A Facebook News Feed packed with negative status updates from peers is more likely to spur individual users to follow suit, a new study carried out by the social network has shown.

The company's experiment artificially tweaked the feeds of 689,003 users to show more downcast or more positive updates from their friends over the course of one week.

The results, published in the Proceedings of the National Academy of Science showed a direct correlation between the emotions conveyed in the users' own posts over that period of time.

While it's unsurprising that something sad or happy happening to a large number of close friends and acquaintances can affect our emotions, the study does offer a modicum of proof social media is affecting the mood of users, for better our worse.

The authors wrote: "In an experiment with people who use Facebook, we test whether emotional contagion occurs outside of in-person interaction between individuals by reducing the amount of emotional content in the News Feed. When positive expressions were reduced, people produced fewer positive posts and more negative posts; when negative expressions were reduced, the opposite pattern occurred."

Guinea pigs

While the study yields perhaps unsurprising results, it's somewhat unsettling that Facebook is turning users into guinea pigs for psychological experiments without proper consent.

Naturally, as Gizmodo points out, the machine-based testing is all covered under Facebook's privacy policy.

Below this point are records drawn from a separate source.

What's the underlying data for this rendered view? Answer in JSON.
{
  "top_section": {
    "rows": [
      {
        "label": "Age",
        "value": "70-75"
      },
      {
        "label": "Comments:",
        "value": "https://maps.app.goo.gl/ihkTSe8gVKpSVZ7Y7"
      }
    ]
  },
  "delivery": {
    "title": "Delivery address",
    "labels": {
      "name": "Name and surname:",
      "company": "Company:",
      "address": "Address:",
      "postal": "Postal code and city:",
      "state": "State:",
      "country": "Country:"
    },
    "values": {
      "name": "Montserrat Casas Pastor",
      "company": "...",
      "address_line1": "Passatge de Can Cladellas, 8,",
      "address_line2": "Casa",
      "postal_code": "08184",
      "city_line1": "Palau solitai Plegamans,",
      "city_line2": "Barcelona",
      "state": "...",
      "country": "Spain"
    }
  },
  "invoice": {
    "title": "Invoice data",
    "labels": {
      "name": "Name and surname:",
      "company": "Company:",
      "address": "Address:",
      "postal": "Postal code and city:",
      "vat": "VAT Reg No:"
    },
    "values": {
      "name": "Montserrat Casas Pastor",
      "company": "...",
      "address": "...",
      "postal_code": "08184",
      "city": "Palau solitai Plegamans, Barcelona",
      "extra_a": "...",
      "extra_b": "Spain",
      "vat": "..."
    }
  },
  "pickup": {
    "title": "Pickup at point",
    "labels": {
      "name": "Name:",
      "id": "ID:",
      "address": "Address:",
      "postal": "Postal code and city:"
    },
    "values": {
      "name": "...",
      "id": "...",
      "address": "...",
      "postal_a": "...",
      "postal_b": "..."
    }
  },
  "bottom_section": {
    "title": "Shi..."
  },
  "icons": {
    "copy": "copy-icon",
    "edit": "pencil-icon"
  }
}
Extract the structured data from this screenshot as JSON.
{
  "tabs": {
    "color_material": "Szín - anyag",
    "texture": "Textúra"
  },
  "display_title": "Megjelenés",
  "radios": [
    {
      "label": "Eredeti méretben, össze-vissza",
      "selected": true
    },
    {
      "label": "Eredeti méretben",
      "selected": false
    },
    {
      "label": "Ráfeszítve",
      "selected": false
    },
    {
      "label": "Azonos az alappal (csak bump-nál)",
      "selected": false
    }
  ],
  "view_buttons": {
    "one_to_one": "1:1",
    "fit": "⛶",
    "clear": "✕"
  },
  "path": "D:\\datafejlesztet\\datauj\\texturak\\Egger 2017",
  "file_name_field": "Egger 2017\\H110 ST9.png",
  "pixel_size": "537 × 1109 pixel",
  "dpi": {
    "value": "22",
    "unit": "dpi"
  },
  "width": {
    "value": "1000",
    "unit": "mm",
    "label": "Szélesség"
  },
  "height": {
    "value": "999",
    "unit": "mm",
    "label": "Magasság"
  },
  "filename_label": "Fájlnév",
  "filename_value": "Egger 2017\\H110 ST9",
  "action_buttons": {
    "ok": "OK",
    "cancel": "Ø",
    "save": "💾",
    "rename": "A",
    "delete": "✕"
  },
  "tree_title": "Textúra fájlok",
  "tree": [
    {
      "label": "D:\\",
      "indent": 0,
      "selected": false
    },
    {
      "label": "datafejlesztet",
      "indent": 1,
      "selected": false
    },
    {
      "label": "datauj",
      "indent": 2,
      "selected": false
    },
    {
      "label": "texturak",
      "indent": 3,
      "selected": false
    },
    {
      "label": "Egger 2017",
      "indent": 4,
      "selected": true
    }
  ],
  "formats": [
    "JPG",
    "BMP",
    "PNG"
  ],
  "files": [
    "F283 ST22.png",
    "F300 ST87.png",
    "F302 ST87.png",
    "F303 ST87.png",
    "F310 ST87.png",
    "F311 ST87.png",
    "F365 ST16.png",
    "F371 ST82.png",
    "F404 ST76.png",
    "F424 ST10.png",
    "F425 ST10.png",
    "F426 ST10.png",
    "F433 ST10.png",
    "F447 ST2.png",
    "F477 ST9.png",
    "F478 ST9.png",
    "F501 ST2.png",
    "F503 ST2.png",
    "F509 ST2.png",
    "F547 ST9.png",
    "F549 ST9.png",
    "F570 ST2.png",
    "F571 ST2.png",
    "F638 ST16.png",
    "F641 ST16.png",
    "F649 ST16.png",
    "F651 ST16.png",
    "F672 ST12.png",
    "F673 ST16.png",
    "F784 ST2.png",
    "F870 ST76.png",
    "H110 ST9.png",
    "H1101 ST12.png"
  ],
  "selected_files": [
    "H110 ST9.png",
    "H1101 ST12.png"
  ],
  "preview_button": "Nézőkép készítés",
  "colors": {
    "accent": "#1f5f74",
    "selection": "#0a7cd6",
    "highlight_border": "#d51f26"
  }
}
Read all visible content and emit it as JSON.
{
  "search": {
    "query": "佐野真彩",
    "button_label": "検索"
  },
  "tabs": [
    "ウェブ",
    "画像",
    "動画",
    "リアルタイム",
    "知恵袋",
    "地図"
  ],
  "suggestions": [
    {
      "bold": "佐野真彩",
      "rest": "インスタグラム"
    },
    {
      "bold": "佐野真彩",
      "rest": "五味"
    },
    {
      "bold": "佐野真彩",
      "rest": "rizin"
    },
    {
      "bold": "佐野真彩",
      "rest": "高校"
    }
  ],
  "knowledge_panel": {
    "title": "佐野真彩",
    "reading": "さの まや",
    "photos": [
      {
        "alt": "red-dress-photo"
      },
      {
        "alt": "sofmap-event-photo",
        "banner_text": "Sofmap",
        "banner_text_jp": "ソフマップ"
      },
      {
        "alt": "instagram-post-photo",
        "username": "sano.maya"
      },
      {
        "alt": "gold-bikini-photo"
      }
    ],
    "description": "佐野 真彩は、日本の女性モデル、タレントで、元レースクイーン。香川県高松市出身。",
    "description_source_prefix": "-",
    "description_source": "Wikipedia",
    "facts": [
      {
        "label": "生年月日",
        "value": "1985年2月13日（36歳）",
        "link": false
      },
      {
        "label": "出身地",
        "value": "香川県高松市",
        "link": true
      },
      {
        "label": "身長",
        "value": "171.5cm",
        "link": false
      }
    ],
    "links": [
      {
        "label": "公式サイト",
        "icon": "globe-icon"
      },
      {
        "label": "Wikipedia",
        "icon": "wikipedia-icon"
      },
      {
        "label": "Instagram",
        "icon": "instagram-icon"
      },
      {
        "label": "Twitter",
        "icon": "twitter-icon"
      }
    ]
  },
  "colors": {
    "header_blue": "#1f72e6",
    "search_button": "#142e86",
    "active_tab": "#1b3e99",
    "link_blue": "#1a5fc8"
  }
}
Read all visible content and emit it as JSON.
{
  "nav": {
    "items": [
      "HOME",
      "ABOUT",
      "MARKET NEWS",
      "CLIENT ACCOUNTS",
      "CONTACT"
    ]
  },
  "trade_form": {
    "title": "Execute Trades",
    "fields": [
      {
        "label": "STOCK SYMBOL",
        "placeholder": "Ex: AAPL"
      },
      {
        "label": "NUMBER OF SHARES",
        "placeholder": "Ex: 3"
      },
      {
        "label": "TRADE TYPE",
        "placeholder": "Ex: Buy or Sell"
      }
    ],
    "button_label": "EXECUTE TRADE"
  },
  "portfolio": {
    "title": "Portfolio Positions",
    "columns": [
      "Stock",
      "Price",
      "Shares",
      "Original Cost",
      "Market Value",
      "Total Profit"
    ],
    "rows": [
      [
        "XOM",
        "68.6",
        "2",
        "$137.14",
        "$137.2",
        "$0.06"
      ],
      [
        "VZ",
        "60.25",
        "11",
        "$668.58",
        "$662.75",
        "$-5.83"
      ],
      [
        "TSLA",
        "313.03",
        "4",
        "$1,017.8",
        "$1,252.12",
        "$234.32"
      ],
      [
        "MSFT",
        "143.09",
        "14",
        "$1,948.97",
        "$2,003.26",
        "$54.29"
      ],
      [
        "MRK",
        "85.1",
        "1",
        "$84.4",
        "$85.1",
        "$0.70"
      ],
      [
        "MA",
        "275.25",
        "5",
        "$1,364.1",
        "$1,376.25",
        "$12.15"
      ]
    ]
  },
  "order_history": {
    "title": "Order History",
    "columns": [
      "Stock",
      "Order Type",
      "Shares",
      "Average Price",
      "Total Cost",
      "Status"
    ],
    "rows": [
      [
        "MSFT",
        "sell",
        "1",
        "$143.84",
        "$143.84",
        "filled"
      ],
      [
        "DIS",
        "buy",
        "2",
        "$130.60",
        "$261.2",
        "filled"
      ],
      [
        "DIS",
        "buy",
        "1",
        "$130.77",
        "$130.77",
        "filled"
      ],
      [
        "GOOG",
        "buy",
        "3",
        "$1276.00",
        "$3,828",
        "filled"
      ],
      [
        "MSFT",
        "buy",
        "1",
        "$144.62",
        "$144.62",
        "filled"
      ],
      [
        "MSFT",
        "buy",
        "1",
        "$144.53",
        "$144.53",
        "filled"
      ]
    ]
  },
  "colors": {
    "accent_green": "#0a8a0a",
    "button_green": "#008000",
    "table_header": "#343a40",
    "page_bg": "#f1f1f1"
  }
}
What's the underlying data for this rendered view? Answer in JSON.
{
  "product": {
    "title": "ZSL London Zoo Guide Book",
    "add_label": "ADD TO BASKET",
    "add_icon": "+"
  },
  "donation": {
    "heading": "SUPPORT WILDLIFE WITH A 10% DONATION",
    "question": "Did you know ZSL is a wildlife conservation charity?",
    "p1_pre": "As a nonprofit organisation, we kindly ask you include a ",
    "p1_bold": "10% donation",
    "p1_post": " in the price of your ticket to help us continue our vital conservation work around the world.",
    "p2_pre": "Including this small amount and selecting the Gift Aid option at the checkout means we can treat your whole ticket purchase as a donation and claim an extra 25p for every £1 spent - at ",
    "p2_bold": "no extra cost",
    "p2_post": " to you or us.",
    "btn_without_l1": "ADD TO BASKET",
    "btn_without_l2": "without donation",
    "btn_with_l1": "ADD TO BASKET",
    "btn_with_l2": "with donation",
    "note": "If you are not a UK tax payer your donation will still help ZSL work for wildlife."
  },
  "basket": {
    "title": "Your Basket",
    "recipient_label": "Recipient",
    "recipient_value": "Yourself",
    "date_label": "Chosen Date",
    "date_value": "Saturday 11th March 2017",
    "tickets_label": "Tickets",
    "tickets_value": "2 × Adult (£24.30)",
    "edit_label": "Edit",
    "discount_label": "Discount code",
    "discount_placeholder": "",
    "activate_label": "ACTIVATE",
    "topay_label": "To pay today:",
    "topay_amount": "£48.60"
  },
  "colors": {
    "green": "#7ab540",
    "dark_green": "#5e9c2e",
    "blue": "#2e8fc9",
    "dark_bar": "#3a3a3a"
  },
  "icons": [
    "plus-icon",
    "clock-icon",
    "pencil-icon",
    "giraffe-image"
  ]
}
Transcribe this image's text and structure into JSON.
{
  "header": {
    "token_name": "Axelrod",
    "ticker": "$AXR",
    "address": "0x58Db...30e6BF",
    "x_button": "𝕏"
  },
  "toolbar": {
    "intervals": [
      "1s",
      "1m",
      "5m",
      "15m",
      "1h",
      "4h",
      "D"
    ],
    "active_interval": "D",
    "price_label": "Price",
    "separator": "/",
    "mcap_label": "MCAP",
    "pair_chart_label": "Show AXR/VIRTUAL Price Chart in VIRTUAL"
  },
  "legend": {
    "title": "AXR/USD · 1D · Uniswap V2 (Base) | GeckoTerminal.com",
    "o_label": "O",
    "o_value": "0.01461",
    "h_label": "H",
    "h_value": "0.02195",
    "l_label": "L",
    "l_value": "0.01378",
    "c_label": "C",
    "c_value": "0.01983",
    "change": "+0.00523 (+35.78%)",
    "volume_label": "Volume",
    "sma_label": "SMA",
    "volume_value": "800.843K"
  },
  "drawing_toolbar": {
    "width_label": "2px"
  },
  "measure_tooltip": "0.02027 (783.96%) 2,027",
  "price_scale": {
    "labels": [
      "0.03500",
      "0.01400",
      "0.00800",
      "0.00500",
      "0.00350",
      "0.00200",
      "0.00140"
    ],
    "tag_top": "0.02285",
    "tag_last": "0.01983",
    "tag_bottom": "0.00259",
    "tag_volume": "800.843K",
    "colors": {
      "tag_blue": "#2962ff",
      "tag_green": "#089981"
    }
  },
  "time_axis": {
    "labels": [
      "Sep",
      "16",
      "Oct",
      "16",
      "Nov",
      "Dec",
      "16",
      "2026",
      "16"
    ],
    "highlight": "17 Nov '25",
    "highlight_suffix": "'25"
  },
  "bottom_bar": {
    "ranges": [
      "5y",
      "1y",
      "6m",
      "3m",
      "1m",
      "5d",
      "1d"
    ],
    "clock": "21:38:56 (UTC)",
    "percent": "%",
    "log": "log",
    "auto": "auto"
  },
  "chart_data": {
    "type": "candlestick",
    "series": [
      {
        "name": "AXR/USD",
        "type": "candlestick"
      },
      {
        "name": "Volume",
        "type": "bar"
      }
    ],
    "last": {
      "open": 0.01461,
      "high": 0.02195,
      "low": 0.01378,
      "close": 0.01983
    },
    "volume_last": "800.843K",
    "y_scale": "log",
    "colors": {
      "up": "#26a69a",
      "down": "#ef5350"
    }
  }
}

"We show, via a massive (N = 689,003) experiment on Facebook, that emotional states can be transferred to others via emotional contagion, leading people to experience the same emotions without their awareness," the study claimed.

Lovely.